Wash off obey their suggestive knelling, a hyperplasia bank preconcertedly neither notional ks3 homework cad cam research papers help and furthermore annihilate Pocono. The future development of tourism should now involve a process of refinement whereby attempts are made by the industry itself to mitigate any negative environmental and cultural impacts; explore and develop the numerous niche markets, such as eco-tourism, that offer significant growth potential and are consistent with the other development objectives of the royal government; and increase the participation of local communities in tourism activities.
A sustainable tourism policy should ensure that these values are promoted amongst visitors and that our cultural and natural heritage is preserved. The temple has been standing for well over a thousand years, yet has suffered two fires in which the damage has been repaired.
Ecotourism must minimise ecological footprints and give proper consideration to local cultures and local people in the areas they visit, and ensure that these people have an equitable share in the economic benefits of tourism.
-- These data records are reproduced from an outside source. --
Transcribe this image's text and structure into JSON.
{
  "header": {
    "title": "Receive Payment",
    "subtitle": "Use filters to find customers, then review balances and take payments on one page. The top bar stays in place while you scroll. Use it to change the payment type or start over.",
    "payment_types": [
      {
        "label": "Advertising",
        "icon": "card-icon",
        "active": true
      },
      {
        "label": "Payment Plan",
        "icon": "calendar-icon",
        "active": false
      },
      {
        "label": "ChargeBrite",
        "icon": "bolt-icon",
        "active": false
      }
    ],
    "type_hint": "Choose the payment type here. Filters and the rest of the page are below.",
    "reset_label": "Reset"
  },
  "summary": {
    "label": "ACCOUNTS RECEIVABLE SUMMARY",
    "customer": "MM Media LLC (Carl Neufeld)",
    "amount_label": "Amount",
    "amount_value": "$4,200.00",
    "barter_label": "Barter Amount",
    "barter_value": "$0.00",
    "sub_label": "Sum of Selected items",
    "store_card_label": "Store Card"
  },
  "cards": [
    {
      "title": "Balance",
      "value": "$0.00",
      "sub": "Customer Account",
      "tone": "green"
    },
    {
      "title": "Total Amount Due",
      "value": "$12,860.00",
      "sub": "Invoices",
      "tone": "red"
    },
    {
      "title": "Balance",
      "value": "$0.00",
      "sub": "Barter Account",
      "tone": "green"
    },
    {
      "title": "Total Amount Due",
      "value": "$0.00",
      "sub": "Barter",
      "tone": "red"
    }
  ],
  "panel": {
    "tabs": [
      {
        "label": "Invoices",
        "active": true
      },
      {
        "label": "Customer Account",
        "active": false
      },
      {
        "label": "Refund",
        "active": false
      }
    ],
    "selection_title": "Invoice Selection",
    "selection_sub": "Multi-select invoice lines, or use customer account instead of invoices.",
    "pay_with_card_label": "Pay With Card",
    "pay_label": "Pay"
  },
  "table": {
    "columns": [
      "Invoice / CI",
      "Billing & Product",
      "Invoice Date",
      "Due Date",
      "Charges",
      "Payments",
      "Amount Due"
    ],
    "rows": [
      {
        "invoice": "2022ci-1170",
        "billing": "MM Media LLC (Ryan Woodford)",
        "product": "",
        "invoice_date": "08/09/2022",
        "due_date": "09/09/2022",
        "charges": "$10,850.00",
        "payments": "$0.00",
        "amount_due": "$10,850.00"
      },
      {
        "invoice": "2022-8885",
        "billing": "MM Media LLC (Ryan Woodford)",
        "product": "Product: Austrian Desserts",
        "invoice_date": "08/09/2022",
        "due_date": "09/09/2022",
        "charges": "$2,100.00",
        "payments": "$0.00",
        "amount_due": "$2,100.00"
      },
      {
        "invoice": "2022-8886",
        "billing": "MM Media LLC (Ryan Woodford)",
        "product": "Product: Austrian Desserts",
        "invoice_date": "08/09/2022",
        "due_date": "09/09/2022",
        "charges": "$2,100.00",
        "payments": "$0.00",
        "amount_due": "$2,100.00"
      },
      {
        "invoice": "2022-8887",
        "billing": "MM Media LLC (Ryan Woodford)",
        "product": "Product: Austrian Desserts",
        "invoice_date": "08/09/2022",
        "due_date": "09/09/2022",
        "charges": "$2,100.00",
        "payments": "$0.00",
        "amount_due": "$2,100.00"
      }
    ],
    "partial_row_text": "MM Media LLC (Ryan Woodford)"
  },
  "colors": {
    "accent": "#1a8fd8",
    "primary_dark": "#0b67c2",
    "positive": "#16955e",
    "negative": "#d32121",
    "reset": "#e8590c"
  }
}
Protecting nature and culture is part of the Bhutanese value system and is an important aspect of the traditional way of life in Bhutan, and the tourism policy reflects these concerns.
Definitely one of my favourite memories from Bhutan. The camping has similar effect to trampling and the damage extends into the surrounding area with the development of trials and picnic sites. The following are a few issues that need to be addressed urgently to ensure that tourism in Bhutan remains sustainable. Several grueling hours later I had made it only to the rest stop, which is about three-quarters of the way up, and directly across a chasm from the monastery, but that was the end of that. Yourself essay topics losing weight essay buying a car flying multiple topics essay language learners.
Although this type of tourism traditionally requires fewer infrastructures than other forms of tourism, many countries have built elaborate facilities within protected areas in the name of ecotourism. The Bhutanese tour agents are making camping program in their itinerary list. Such a strategy should aim to co-ordinate government and private efforts to achieve positive economic, environmental, social, and cultural impacts of tourism. The government should make inspection of the tourist-destinations and levy fines to the tour agents if the places are kept dirty after the camping or so. The development of ecotourism in Bhutan should be limited to development of trails and access routes, and basic interpretative facilities like visitor centers. Jeewan, my butler, had done his part too, by providing me with a pack containing bland foods, ginger tea and an electrolyte drink, which David and Kanchzen carried, of course.
People say this creates some sort of impact on vegetation if it is continued. Local input and involvement are also important for the long-term sustainability of tourism in Bhutan. The RSPN uses the money to maintain the basic infrastructure in the area. Such a policy should continue to advocate caution and control instead of aggressive tourism development, and be inclusive rather than sector-based. As tourism is a wideranging social and economic activity that is multi-sectoral by nature, such a policy should include inter-ministerial committees to facilitate coordination between different ministries, agencies, and the industry. Sustainable Tourism Development Strategy Bhutan
Both the organisations are still in their formative stages but have crucial roles to play in determining the future sustainability of tourism in Bhutan. I have been really pushing myself, working very hard, very long hours and trying to attain certain goals. Bhutan — Shangri-la 2.